▸ Problem to work on: Restate the entries below in full, exactly as they read, but without pictures.

Dataset rows for apps and sites
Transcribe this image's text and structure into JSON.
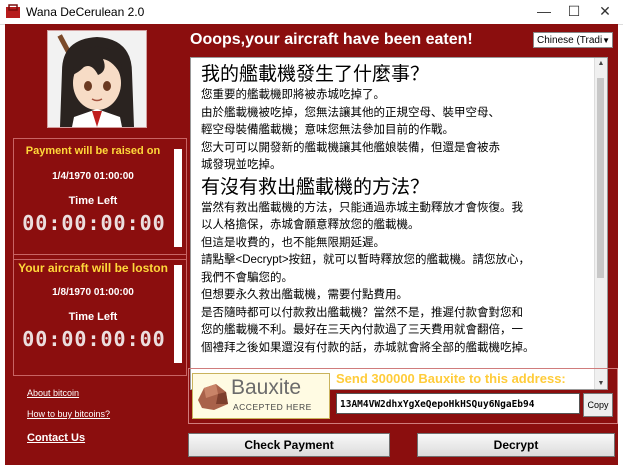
{
  "window": {
    "title": "Wana DeCerulean 2.0",
    "controls": {
      "minimize": "—",
      "maximize": "☐",
      "close": "✕"
    }
  },
  "colors": {
    "background": "#8b0e0e",
    "heading_accent": "#ffd83a",
    "send_accent": "#ffcc3a"
  },
  "header": {
    "heading": "Ooops,your aircraft have been eaten!",
    "language": "Chinese (Tradi"
  },
  "message": {
    "lines": [
      "我的艦載機發生了什麼事？",
      "您重要的艦載機即將被赤城吃掉了。",
      "由於艦載機被吃掉，您無法讓其他的正規空母、裝甲空母、",
      "輕空母裝備艦載機；意味您無法參加目前的作戰。",
      "您大可可以開發新的艦載機讓其他艦娘裝備，但還是會被赤",
      "城發現並吃掉。",
      "有沒有救出艦載機的方法？",
      "當然有救出艦載機的方法，只能通過赤城主動釋放才會恢復。我",
      "以人格擔保，赤城會願意釋放您的艦載機。",
      "但這是收費的，也不能無限期延遲。",
      "請點擊<Decrypt>按鈕，就可以暫時釋放您的艦載機。請您放心，",
      "我們不會騙您的。",
      "但想要永久救出艦載機，需要付點費用。",
      "是否隨時都可以付款救出艦載機？當然不是，推遲付款會對您和",
      "您的艦載機不利。最好在三天內付款過了三天費用就會翻倍，一",
      "個禮拜之後如果還沒有付款的話，赤城就會將全部的艦載機吃掉。"
    ]
  },
  "timers": [
    {
      "title": "Payment will be raised on",
      "date": "1/4/1970 01:00:00",
      "time_left_label": "Time Left",
      "countdown": "00:00:00:00"
    },
    {
      "title": "Your aircraft will be loston",
      "date": "1/8/1970 01:00:00",
      "time_left_label": "Time Left",
      "countdown": "00:00:00:00"
    }
  ],
  "links": {
    "about": "About bitcoin",
    "howto": "How to buy bitcoins?",
    "contact": "Contact Us"
  },
  "payment": {
    "logo_text": "Bauxite",
    "logo_sub": "ACCEPTED HERE",
    "send_label": "Send 300000 Bauxite to this address:",
    "address": "13AM4VW2dhxYgXeQepoHkHSQuy6NgaEb94",
    "copy_label": "Copy"
  },
  "buttons": {
    "check": "Check Payment",
    "decrypt": "Decrypt"
  }
}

▸ Response to this exercise:
Transcribe this image's text and structure into JSON.
{
  "window": {
    "title": "Wana DeCerulean 2.0",
    "controls": {
      "minimize": "—",
      "maximize": "☐",
      "close": "✕"
    }
  },
  "colors": {
    "background": "#8b0e0e",
    "heading_accent": "#ffd83a",
    "send_accent": "#ffcc3a"
  },
  "header": {
    "heading": "Ooops,your aircraft have been eaten!",
    "language": "Chinese (Tradi"
  },
  "message": {
    "lines": [
      "我的艦載機發生了什麼事？",
      "您重要的艦載機即將被赤城吃掉了。",
      "由於艦載機被吃掉，您無法讓其他的正規空母、裝甲空母、",
      "輕空母裝備艦載機；意味您無法參加目前的作戰。",
      "您大可可以開發新的艦載機讓其他艦娘裝備，但還是會被赤",
      "城發現並吃掉。",
      "有沒有救出艦載機的方法？",
      "當然有救出艦載機的方法，只能通過赤城主動釋放才會恢復。我",
      "以人格擔保，赤城會願意釋放您的艦載機。",
      "但這是收費的，也不能無限期延遲。",
      "請點擊<Decrypt>按鈕，就可以暫時釋放您的艦載機。請您放心，",
      "我們不會騙您的。",
      "但想要永久救出艦載機，需要付點費用。",
      "是否隨時都可以付款救出艦載機？當然不是，推遲付款會對您和",
      "您的艦載機不利。最好在三天內付款過了三天費用就會翻倍，一",
      "個禮拜之後如果還沒有付款的話，赤城就會將全部的艦載機吃掉。"
    ]
  },
  "timers": [
    {
      "title": "Payment will be raised on",
      "date": "1/4/1970 01:00:00",
      "time_left_label": "Time Left",
      "countdown": "00:00:00:00"
    },
    {
      "title": "Your aircraft will be loston",
      "date": "1/8/1970 01:00:00",
      "time_left_label": "Time Left",
      "countdown": "00:00:00:00"
    }
  ],
  "links": {
    "about": "About bitcoin",
    "howto": "How to buy bitcoins?",
    "contact": "Contact Us"
  },
  "payment": {
    "logo_text": "Bauxite",
    "logo_sub": "ACCEPTED HERE",
    "send_label": "Send 300000 Bauxite to this address:",
    "address": "13AM4VW2dhxYgXeQepoHkHSQuy6NgaEb94",
    "copy_label": "Copy"
  },
  "buttons": {
    "check": "Check Payment",
    "decrypt": "Decrypt"
  }
}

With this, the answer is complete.